- **WHAT IS REQUIRED**
Look at each line below and tally those holding "title"; answer with that figure and nothing else.

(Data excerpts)
● ● ● ●
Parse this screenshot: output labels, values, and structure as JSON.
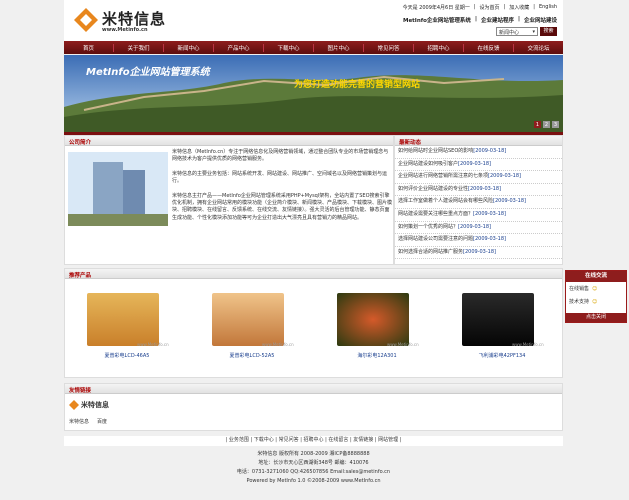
{
  "header": {
    "brand_name": "米特信息",
    "brand_url": "www.Metinfo.cn",
    "date": "今天是 2009年4月6日 星期一",
    "top_links": [
      "设为首页",
      "加入收藏",
      "English"
    ],
    "top_links2": [
      "MetInfo企业网站管理系统",
      "企业建站程序",
      "企业网站建设"
    ],
    "search_select": "新闻中心",
    "search_button": "搜索"
  },
  "nav": [
    "首页",
    "关于我们",
    "新闻中心",
    "产品中心",
    "下载中心",
    "图片中心",
    "常见问答",
    "招聘中心",
    "在线反馈",
    "交流论坛"
  ],
  "banner": {
    "text_left": "MetInfo企业网站管理系统",
    "text_right": "为您打造功能完善的营销型网站",
    "pager": [
      "1",
      "2",
      "3"
    ]
  },
  "intro": {
    "title": "公司简介",
    "p1": "米特信息（MetInfo.cn）专注于网络信息化及网络营销领域，通过整合团队专业的市场营销理念与网络技术为客户提供优质的网络营销服务。",
    "p2": "米特信息的主要业务包括：网站系统开发、网站建设、网站推广、空间域名以及网络营销策划与运行。",
    "p3": "米特信息主打产品——MetInfo企业网站管理系统采用PHP+Mysql架构，全站内置了SEO搜索引擎优化机制，拥有企业网站常用的模块功能（企业简介模块、新闻模块、产品模块、下载模块、图片模块、招聘模块、在线留言、反馈系统、在线交流、友情链接）。强大灵活的后台管理功能、静态页面生成功能、个性化模块添加功能等可为企业打造出大气漂亮且具有营销力的精品网站。"
  },
  "news": {
    "title": "最新动态",
    "items": [
      {
        "t": "如何给网站时企业网站SEO的影响",
        "d": "[2009-03-18]"
      },
      {
        "t": "企业网站建设如何吸引客户",
        "d": "[2009-03-18]"
      },
      {
        "t": "企业网站进行网络营销所需注意的七条项",
        "d": "[2009-03-18]"
      },
      {
        "t": "如何评价企业网站建设的专业性",
        "d": "[2009-03-18]"
      },
      {
        "t": "选择工作室做着个人建设网站会有哪些风险",
        "d": "[2009-03-18]"
      },
      {
        "t": "网站建设需要关注哪些重点方面？",
        "d": "[2009-03-18]"
      },
      {
        "t": "如何策划一个优秀的网站？",
        "d": "[2009-03-18]"
      },
      {
        "t": "选择网站建设公司需要注意的问题",
        "d": "[2009-03-18]"
      },
      {
        "t": "如何选择合适的网站推广服务",
        "d": "[2009-03-18]"
      }
    ]
  },
  "products": {
    "title": "推荐产品",
    "watermark": "www.Metinfo.cn",
    "items": [
      "夏普彩电LCD-46A5",
      "夏普彩电LCD-52A5",
      "海尔彩电12A301",
      "飞利浦彩电42PF134"
    ]
  },
  "links": {
    "title": "友情链接",
    "logo_text": "米特信息",
    "items": [
      "米特信息",
      "百度"
    ]
  },
  "footer_links": [
    "业务范围",
    "下载中心",
    "常见问答",
    "招聘中心",
    "在线留言",
    "友情链接",
    "网站管理"
  ],
  "copyright": {
    "line1": "米特信息 版权所有 2008-2009 湘ICP备8888888",
    "line2": "地址：长沙市天心区西湖街348号 邮编：410076",
    "line3": "电话：0731-3271060 QQ:426507856 Email:sales@metinfo.cn",
    "line4": "Powered by MetInfo 1.0 ©2008-2009 www.MetInfo.cn"
  },
  "float_panel": {
    "title": "在线交流",
    "rows": [
      "在线销售",
      "技术支持"
    ],
    "footer": "点击关闭"
  },
  "colors": {
    "primary": "#8e1d1d",
    "accent_text": "#a00000",
    "link": "#1a3f8e"
  }
}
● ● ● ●
- **RESULT BELOW**
5